It’s a big question.
Knockdowns were critical in the scoring of both previous Pacquiao-Marquez fights. Knockdowns have been critical in a lot of Marquez fights. He was down early against Freddie Norwood, Michael Katsidis, and Mayweather as well. He’s shown, against aggressive types like Pacquiao and Katsidis, the ability to get back in the fight.
Pacquiao hasn’t shown the ability to put Marquez away. Of all his foes, including an Erik Morales who actually beat Pacquiao, Marquez has been the one who appeared to present the greatest puzzle for Pacquiao. Marquez is the one many purists though got the short end of both decisions against Pacquiao. How will that motivate the Congressman?
There has been a lot of good Pacquiao, but there can also be a dull Pacquiao. Marco Antonio Barrera the second time, Joshua Clottey and Shane Mosley all came to survive. Pacquiao let them and never seemed inclined to push too hard. If he comes out looking to erase the Marquez questions, we could get something scorching. However, if he senses Marquez can not compete at this weight, that his age has relegated Marquez to playing safe for the route, will Pacquiao force the issue anyways?
He’s capable of it.
More than capable, a slow build to a Pacquiao rout is expected in this corner.
Marquez isn't as close to his best as Pacquiao, and has never really shaken his problem of being dropped early in big fights. It happens again here but, at Welterweight, the big comebacks that happened against Pacquiao at Featherweight and Jr. Lightweight are less likely. Pacquiao will pull away and begin to dish a beating around the fifth with Marquez stopped either on his feet or in the corner around the tenth.

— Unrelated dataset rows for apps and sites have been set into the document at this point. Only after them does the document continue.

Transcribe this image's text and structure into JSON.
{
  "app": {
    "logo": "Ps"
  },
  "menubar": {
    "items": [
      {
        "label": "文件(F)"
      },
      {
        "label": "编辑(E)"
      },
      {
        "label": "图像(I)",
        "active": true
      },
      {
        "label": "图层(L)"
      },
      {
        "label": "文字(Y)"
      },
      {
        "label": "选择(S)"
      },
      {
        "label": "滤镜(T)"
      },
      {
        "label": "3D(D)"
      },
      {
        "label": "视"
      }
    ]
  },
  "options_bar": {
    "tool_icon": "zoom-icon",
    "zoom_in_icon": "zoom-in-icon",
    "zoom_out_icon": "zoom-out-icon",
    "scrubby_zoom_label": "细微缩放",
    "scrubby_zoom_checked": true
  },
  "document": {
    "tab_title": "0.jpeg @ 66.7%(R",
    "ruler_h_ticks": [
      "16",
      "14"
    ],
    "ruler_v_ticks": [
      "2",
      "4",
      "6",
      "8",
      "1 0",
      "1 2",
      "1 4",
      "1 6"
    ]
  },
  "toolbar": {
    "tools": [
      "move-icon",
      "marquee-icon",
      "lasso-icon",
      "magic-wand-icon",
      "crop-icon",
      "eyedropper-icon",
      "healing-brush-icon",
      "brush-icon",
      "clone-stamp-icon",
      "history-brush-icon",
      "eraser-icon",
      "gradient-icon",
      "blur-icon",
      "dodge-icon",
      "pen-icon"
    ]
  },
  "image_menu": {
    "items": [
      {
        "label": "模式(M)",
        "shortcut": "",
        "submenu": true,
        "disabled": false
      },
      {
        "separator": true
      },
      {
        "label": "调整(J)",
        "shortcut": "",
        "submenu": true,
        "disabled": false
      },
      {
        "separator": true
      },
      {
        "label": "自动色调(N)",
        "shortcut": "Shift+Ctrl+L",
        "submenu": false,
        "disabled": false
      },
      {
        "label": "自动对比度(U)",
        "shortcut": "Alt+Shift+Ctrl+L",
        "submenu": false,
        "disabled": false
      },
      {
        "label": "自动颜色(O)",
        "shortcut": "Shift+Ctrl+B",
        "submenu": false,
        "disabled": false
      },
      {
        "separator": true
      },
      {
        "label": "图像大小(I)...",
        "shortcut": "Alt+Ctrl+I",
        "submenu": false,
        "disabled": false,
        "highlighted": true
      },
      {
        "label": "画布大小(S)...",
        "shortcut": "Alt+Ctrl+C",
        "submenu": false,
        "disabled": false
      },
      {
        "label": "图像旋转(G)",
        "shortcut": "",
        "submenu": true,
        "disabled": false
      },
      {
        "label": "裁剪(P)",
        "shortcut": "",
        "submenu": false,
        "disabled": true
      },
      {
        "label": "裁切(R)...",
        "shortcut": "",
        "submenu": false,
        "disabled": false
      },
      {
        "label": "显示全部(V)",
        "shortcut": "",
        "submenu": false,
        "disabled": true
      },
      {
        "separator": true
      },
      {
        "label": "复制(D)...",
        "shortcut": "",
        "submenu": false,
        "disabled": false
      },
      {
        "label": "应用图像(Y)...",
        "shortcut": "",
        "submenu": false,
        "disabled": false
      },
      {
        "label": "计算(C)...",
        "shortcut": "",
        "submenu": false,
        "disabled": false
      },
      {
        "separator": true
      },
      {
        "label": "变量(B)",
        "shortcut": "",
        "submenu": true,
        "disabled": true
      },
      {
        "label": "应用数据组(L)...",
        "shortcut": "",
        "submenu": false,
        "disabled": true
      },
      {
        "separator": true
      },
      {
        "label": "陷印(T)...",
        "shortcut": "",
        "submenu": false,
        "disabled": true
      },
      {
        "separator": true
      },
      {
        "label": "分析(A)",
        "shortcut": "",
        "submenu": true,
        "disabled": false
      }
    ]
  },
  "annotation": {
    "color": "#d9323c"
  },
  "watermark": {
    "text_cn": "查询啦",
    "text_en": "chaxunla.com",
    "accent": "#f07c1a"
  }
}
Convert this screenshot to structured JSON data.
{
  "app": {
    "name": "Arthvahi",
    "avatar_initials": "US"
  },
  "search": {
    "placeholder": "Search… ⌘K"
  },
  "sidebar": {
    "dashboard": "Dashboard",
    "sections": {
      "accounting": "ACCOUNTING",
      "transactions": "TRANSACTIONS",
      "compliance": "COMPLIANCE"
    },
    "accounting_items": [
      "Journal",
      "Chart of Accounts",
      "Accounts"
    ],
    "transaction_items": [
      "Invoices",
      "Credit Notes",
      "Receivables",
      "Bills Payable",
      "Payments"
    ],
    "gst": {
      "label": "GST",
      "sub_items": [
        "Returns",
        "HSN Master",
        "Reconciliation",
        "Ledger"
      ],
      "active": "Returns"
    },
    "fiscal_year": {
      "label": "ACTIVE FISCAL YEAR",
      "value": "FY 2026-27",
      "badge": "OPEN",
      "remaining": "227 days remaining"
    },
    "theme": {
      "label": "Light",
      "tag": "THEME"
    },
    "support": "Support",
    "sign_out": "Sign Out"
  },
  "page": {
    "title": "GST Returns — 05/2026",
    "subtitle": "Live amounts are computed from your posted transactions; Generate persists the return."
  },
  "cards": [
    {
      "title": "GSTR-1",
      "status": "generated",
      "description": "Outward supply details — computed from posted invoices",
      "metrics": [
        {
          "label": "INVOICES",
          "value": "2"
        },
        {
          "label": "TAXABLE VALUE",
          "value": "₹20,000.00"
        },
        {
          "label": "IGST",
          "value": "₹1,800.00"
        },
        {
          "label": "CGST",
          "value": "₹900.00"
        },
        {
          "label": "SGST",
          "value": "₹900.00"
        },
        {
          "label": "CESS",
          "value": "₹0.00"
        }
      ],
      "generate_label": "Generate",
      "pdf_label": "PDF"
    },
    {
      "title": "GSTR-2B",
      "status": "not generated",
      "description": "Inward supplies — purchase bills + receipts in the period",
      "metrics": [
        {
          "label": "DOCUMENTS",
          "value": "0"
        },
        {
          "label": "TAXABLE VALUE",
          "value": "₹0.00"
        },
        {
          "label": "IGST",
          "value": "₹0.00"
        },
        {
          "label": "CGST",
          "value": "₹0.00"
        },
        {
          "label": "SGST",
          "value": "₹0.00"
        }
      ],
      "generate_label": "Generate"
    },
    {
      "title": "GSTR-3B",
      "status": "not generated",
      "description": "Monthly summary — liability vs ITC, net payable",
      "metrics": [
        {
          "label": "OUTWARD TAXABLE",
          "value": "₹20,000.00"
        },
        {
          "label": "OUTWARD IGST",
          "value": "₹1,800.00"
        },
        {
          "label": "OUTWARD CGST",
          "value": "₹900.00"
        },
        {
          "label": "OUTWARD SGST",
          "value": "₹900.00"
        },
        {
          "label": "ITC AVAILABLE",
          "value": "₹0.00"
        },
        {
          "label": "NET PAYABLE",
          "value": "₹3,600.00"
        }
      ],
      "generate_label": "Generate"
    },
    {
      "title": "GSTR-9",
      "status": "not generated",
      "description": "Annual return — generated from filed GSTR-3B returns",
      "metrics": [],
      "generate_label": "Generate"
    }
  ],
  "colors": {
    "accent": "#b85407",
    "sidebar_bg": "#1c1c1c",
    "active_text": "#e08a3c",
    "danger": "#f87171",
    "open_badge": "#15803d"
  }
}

Report Card Picks 2011: 38-14
Cliff Rold is a member of the Ring Magazine Ratings Advisory Panel, the Yahoo Pound for Pound voting panel, and the Boxing Writers Association of America. He can be reached at [email protected]